For wild-type mice, the number of cells in each category (i.e., Pax7+ve/MyoD−ve, Pax7+ve/MyoD+ve, or Pax7−ve/MyoD+ve) were counted and expressed as a percentage of the total immunostained cells on the myofiber, and the data from multiple myofibers were pooled to give a population mean (± SEM). For 3F-nlacZ-E mice, the absolute number of satellite cells per myofiber was determined using unquenched DAPI fluorescence after X-gal incubation. Each cell was categorized by immunostaining, and the data from multiple myofibers were pooled to give a population mean (± SEM) for cells in each category and also expressed as a percentage of the total satellite cell pool.
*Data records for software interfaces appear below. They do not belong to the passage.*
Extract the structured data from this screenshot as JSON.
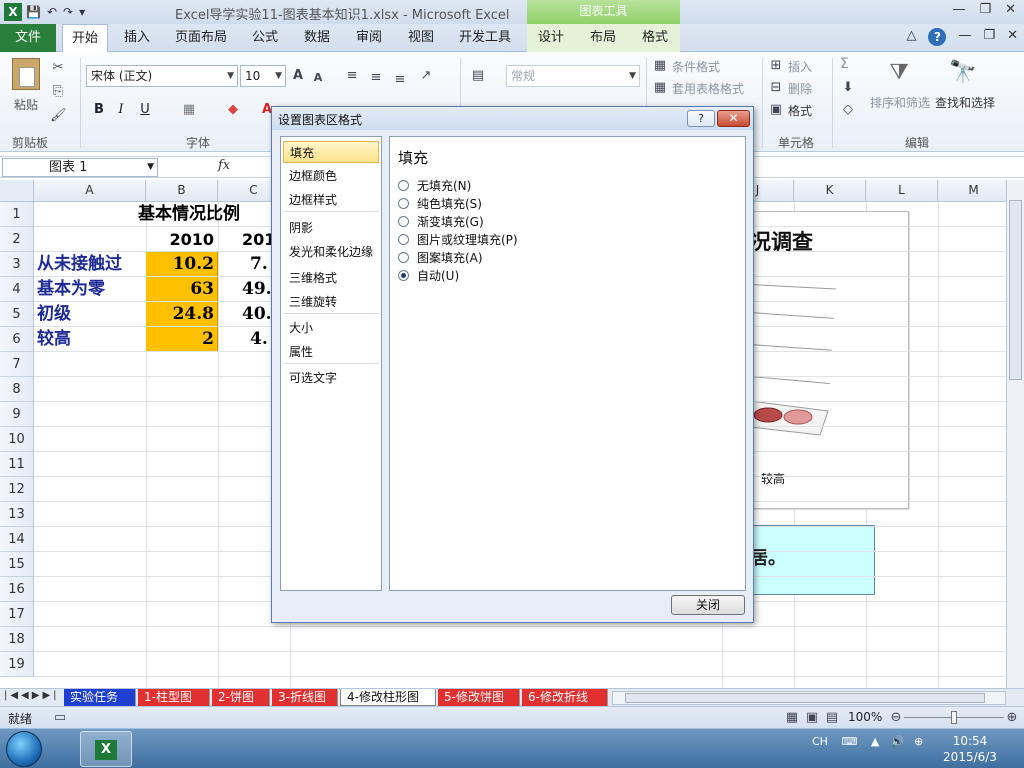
{
  "window": {
    "title": "Excel导学实验11-图表基本知识1.xlsx  -  Microsoft Excel",
    "context_group": "图表工具",
    "app_icon": "excel-icon"
  },
  "tabs": {
    "file": "文件",
    "home": "开始",
    "insert": "插入",
    "page_layout": "页面布局",
    "formulas": "公式",
    "data": "数据",
    "review": "审阅",
    "view": "视图",
    "developer": "开发工具",
    "design": "设计",
    "layout": "布局",
    "format": "格式"
  },
  "ribbon": {
    "paste": "粘贴",
    "clipboard": "剪贴板",
    "font_group": "字体",
    "font_name": "宋体 (正文)",
    "font_size": "10",
    "bold": "B",
    "italic": "I",
    "underline": "U",
    "number_format": "常规",
    "conditional_format": "条件格式",
    "table_format": "套用表格格式",
    "insert": "插入",
    "delete": "删除",
    "format": "格式",
    "cells_group": "单元格",
    "sort_filter": "排序和筛选",
    "find_select": "查找和选择",
    "edit_group": "编辑",
    "sigma": "Σ"
  },
  "formula_bar": {
    "name_box": "图表 1",
    "fx": "fx"
  },
  "grid": {
    "columns": [
      "A",
      "B",
      "C",
      "J",
      "K",
      "L",
      "M"
    ],
    "rows": [
      "1",
      "2",
      "3",
      "4",
      "5",
      "6",
      "7",
      "8",
      "9",
      "10",
      "11",
      "12",
      "13",
      "14",
      "15",
      "16",
      "17",
      "18",
      "19"
    ],
    "table_title": "基本情况比例",
    "year1": "2010",
    "year2": "201",
    "categories": [
      "从未接触过",
      "基本为零",
      "初级",
      "较高"
    ],
    "values_2010": [
      "10.2",
      "63",
      "24.8",
      "2"
    ],
    "values_col_c": [
      "7.",
      "49.",
      "40.",
      "4."
    ]
  },
  "chart": {
    "title_fragment": "况调查",
    "category_label": "较高",
    "note_fragment": "居。"
  },
  "sheet_tabs": {
    "items": [
      "实验任务",
      "1-柱型图",
      "2-饼图",
      "3-折线图",
      "4-修改柱形图",
      "5-修改饼图",
      "6-修改折线"
    ],
    "active_index": 4,
    "colors": [
      "#1f3fd0",
      "#e23030",
      "#e23030",
      "#e23030",
      "#ffffff",
      "#e23030",
      "#e23030"
    ]
  },
  "status": {
    "ready": "就绪",
    "zoom": "100%"
  },
  "taskbar": {
    "lang": "CH",
    "time": "10:54",
    "date": "2015/6/3"
  },
  "dialog": {
    "title": "设置图表区格式",
    "help": "?",
    "close_x": "✕",
    "nav": [
      "填充",
      "边框颜色",
      "边框样式",
      "阴影",
      "发光和柔化边缘",
      "三维格式",
      "三维旋转",
      "大小",
      "属性",
      "可选文字"
    ],
    "active_nav": 0,
    "panel_title": "填充",
    "options": [
      "无填充(N)",
      "纯色填充(S)",
      "渐变填充(G)",
      "图片或纹理填充(P)",
      "图案填充(A)",
      "自动(U)"
    ],
    "selected_option": 5,
    "close_button": "关闭"
  }
}
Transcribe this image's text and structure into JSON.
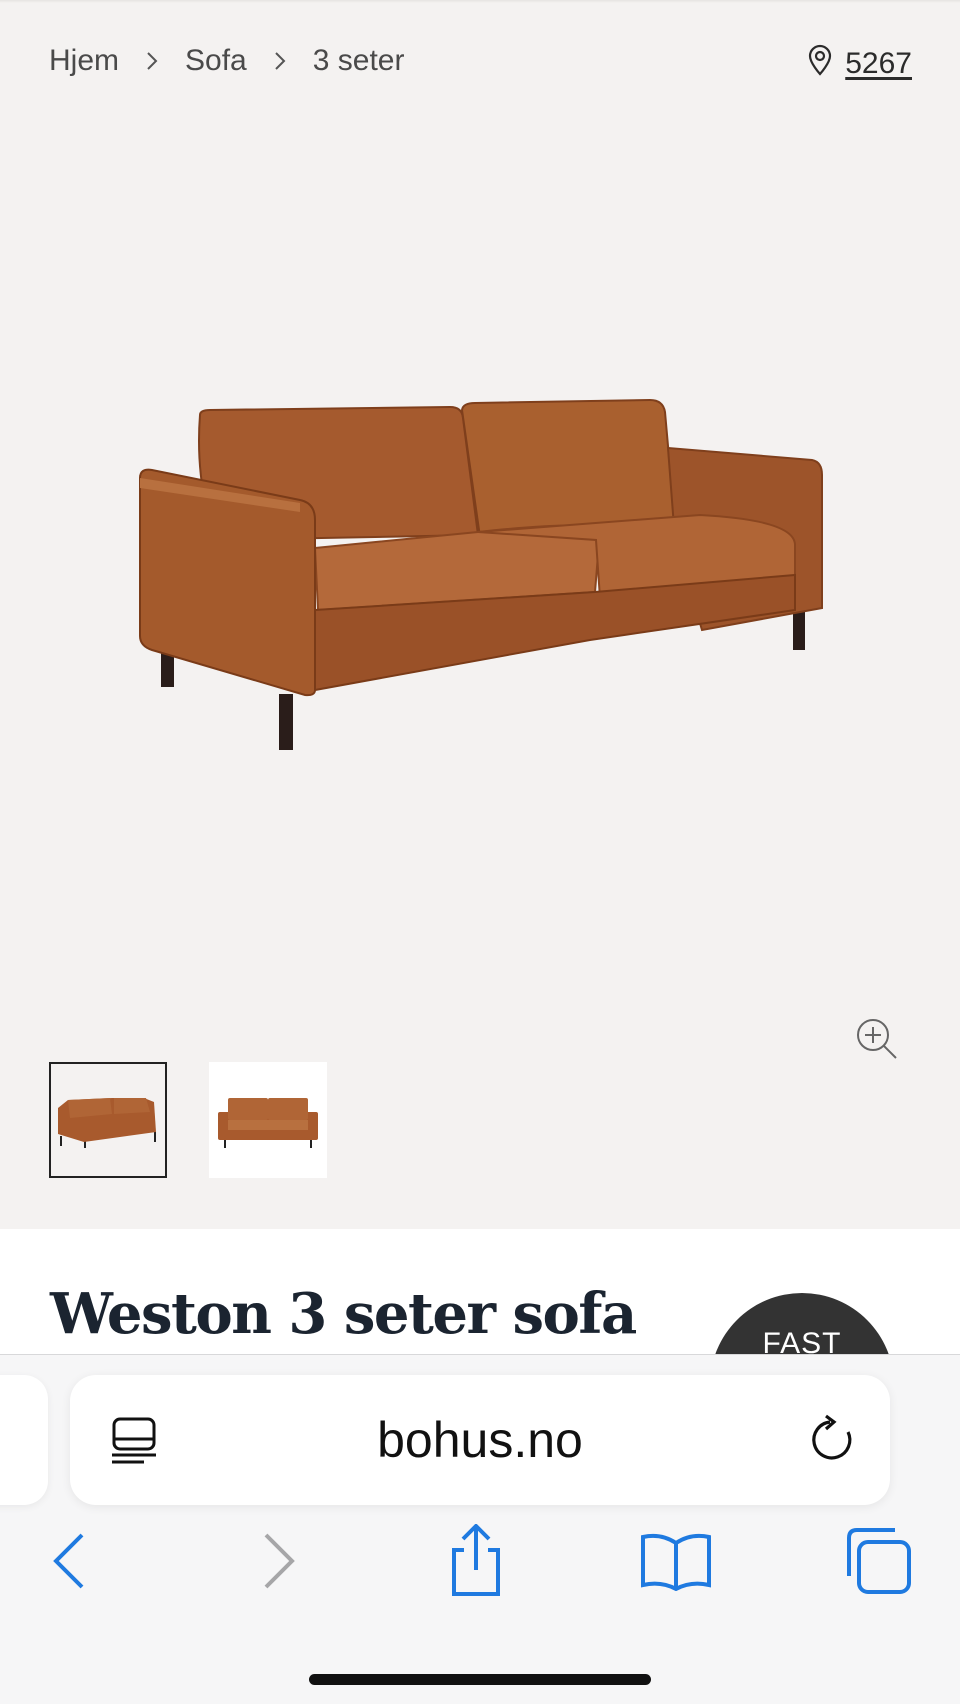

Immunostained myofibers were viewed on an epifluorescence microscope (model Axiophot; Carl Zeiss MicroImaging, Inc.) using a 40×/0.75 Ph2-Neofluar lens. Digital images were acquired with a Charge-Coupled Device (model RTE/CCD-1300-Y; Princeton Instruments Inc.) at −10°C using Metamorph software version 4.5r5 (Universal Imaging Corp). Live cells were viewed on a microscope (model Axiovert 100; Carl Zeiss MicroImaging, Inc.) with Achrostigmat lenses (Carl Zeiss MicroImaging, Inc.) and digital images acquired on a three-color Charge-Coupled Device (model DXC-930P; Sony) using Sirius VI software version 2.0c (Optivision). Images were optimized globally for contrast and brightness and assembled into figures using Adobe Photoshop 6.0.1.
We would like to thank Robert Kelly and Margaret Buckingham for providing the 3F-nlacZ-E mouse and the colleagues who made their antibodies available through the Developmental Studies Hybridoma Bank.
This work was supported by the Medical Research Council, European Community (EC) Biotechnology grant BIO4 CT 95-0228, EC Framework 5 QLRT-99-00020, EC Framework 5QLK6-1999-02034, and the British Council/EGIDE Alliance 2000/2001 grant PN 00.172. P.S. Zammit was funded by the Muscular Dystrophy Association and the Medical Research Council. Y. Nagata was funded by the Japan Scholarship Foundation. J.P. Golding was funded by EC Framework 5QLK6-1999-02034 and a Medical Research Council Collaborative Career Development Fellowship in Stem Cell Research. T. Partridge was partially funded by a Winter Fuel Payment from the UK Department for Work and Pensions. The Muscle Cell Biology Group also received support from EC Biotechnology grants BIO4 CT95-0284 and BMH4 CT97-2767 and the Leopold Muller Foundation.
Note added in proof. Recent work by Yablonka-Reuveni and associates (Halevy, O., Y. Piestun, M. Allouh, B. Rosser, Y. Rinkevich, R. Reshef, I. Rozenboim, M. Wleklinski-Lee, and Z. Yablonka-Reuveni. 2004. Dev. Dynam. In Press) is in accordance with our model of satellite cell self-renewal. These authors show that Pax7+ve/MyoD−ve cells can be observed in cultures initiated from wing chicken muscle and that a single cell can give rise to both Pax7+ve/MyoD−ve and Pax7+ve/MyoD+ve progeny.
Y. Nagata's present address is Dept. of Life Sciences, The University of Tokyo, 3-8-1 Komaba, Meguro-ku, Tokyo 153-8902, Japan.
V. Hudon's present address is McGill Cancer Center, 3655 Promenade Sir William Osler, Montreal, Quebec, H3G 1Y6, Canada.
Abbreviations used in this paper: EDL, extensor digitorum longus; MLC, myosin light chain; MRF, myogenic regulatory factor.